With the advent of Grinkenstein on the board, there was a rapid change in the make-up of the BOD. The "old guard" Dixie board members (Bedenbarn, etc.) were eased out under the guise of age limits and "the new breed" ushered in. The management team also began a transformation from the “red-white-and-blue-Dixie-True”, to the slick, business school type managers who were well versed in the new ethics and who preached the gospel of "sell and lease-back". Hollis Hairless was the poster child, but the change was rampant in every department at every level. In flight operations, no one personified this new breed better than Harry Algae. The new breed promoted only those who sang from their hymnal and critics were ferreted out and fired. Absolute loyalty to those up the chain and ruthless treatment of those down the chain replaced the “Dixie way”. Ron McDonald was promoted to CEO, not for his expertise, but because he looked like a Deltoid and he was weak and naive. The BOD began to exercise "the plan". Leo Muffins succeeded Ronald McDonald, not because of his expertise at running an airline, but because of his connection with the Easy Credit Corp. A lot of Dixie’s aircraft carry paperwork proclaiming them to be the property of General Easy Credit Corporation.
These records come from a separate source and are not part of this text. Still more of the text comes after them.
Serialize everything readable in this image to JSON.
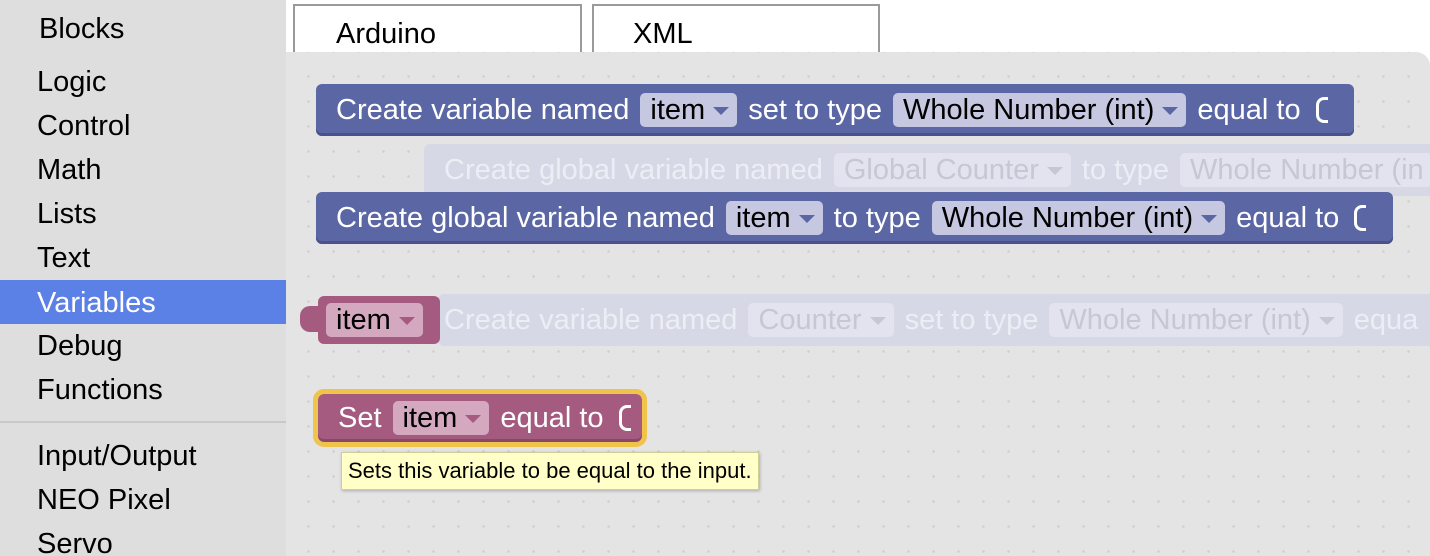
{
  "tabs": {
    "blocks": "Blocks",
    "arduino": "Arduino",
    "xml": "XML"
  },
  "sidebar": {
    "categories": [
      {
        "label": "Logic"
      },
      {
        "label": "Control"
      },
      {
        "label": "Math"
      },
      {
        "label": "Lists"
      },
      {
        "label": "Text"
      },
      {
        "label": "Variables",
        "selected": true
      },
      {
        "label": "Debug"
      },
      {
        "label": "Functions"
      },
      {
        "label": "Input/Output"
      },
      {
        "label": "NEO Pixel"
      },
      {
        "label": "Servo"
      }
    ],
    "selected_color": "#5b80e6"
  },
  "blocks": {
    "create_var": {
      "prefix": "Create variable named",
      "name": "item",
      "mid": "set to type",
      "type": "Whole Number (int)",
      "suffix": "equal to"
    },
    "ghost_global": {
      "prefix": "Create global variable named",
      "name": "Global Counter",
      "mid": "to type",
      "type": "Whole Number (in"
    },
    "create_global": {
      "prefix": "Create global variable named",
      "name": "item",
      "mid": "to type",
      "type": "Whole Number (int)",
      "suffix": "equal to"
    },
    "getter": {
      "name": "item"
    },
    "ghost_var": {
      "prefix": "Create variable named",
      "name": "Counter",
      "mid": "set to type",
      "type": "Whole Number (int)",
      "suffix": "equa"
    },
    "set_var": {
      "prefix": "Set",
      "name": "item",
      "suffix": "equal to"
    }
  },
  "tooltip": "Sets this variable to be equal to the input.",
  "colors": {
    "variable_block": "#5b67a5",
    "set_block": "#a55b80",
    "highlight": "#f0c44a",
    "tooltip_bg": "#ffffc7"
  }
}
After the Western merger, Dixie began a series of equipment and facility sale and leaseback deals. The proceeds from these sales were not invested in new equipment and facilities as would have been expected, but instead went into the general fund and eventually disappeared. Despite raising considerable capital through these sales, the fleet count stayed relatively constant leading to the question: What happened to the money? Good question! Even those aircraft that were still technically "company owned", sported leased engines, leased brakes, leased everything. They were flying lease obligations. Lease obligations that Michelle Burnshugh was brought aboard to convert into long-term debt. Under Michelle’s guidance, Dixie’s debt jumped from 8.5 billion dollars to nearly 20 billion dollars. The leassors were protected, but Dixie was mortally wounded. Michelle and her girl friend walked with a fortune and lifetime first class positive space passes. The BOD was very appreciative of her efforts to protect the leassors.
Dixie motored along when the economy was good, it was still able to show profits because of all the sales, but the operating funds were going for equipment leases at a faster and faster pace. By 1995, management, with crocodile tears in its eyes, convinced the pilots that it didn't have the money for a raise...in fact it needed concessions. "The plan" was in place and had started to bear fruit. In ten short years, Grinkenstein and his henchmen had made Dixie into their own cash cow.
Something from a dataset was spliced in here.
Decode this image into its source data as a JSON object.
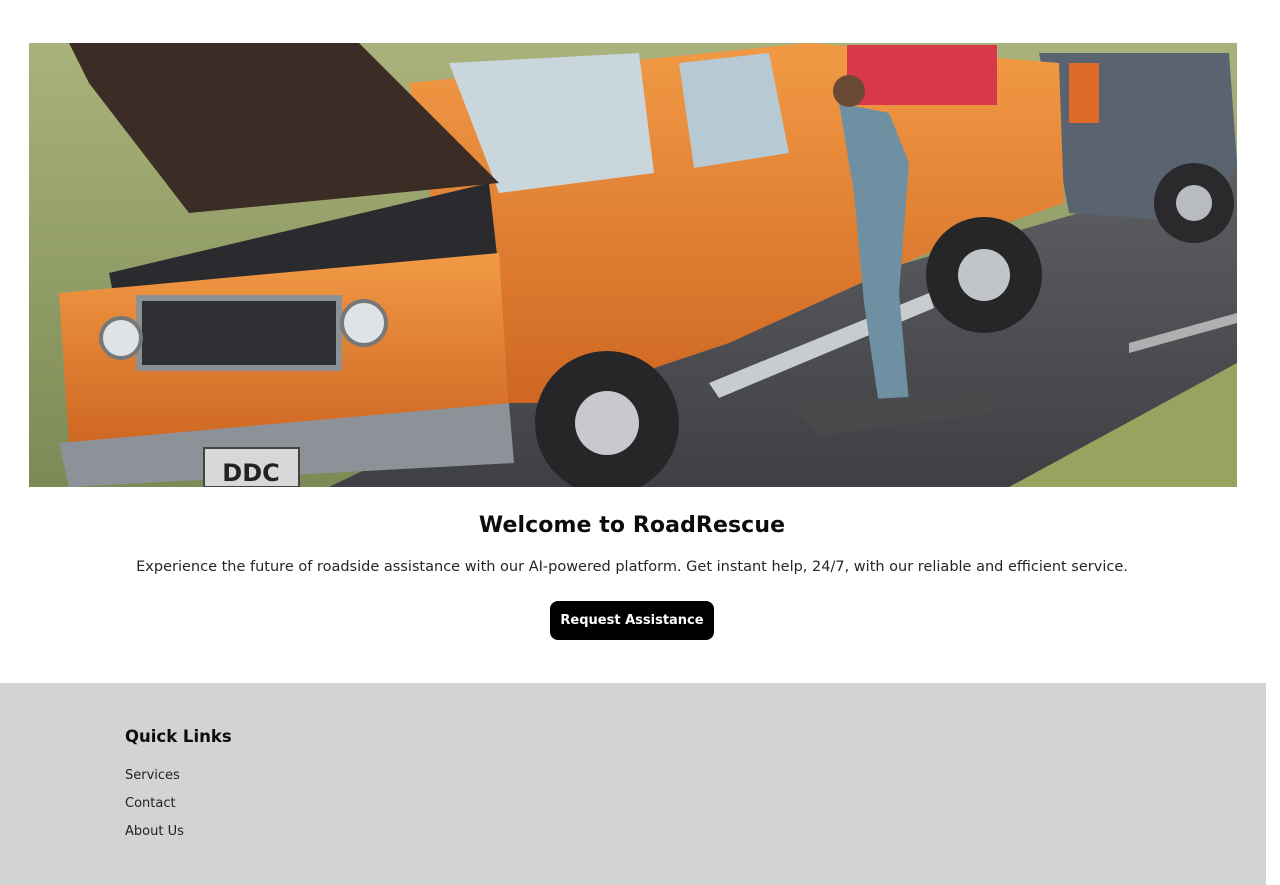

The rest is recent history. Dixie's overhead has forced it into bankruptcy where management continues to have the upper hand in pressing for wage and benefit cuts for the employees. All the while avoiding the subject of why it is paying $150,000/mo. for each of its MD-88's when the market rate is less than $100,000/mo.
Based on what I’ve written, it isn’t hard to see what the future holds for what was once a moneymaking Dixie Air Lines...Can I point out that USAir which adopted this business model much earlier has shown a profit only 2 out of the last 23 years? Isn't it very strange that in all the airline bankruptcies today, not a single airplane has stopped flying? The leassors will not permit it.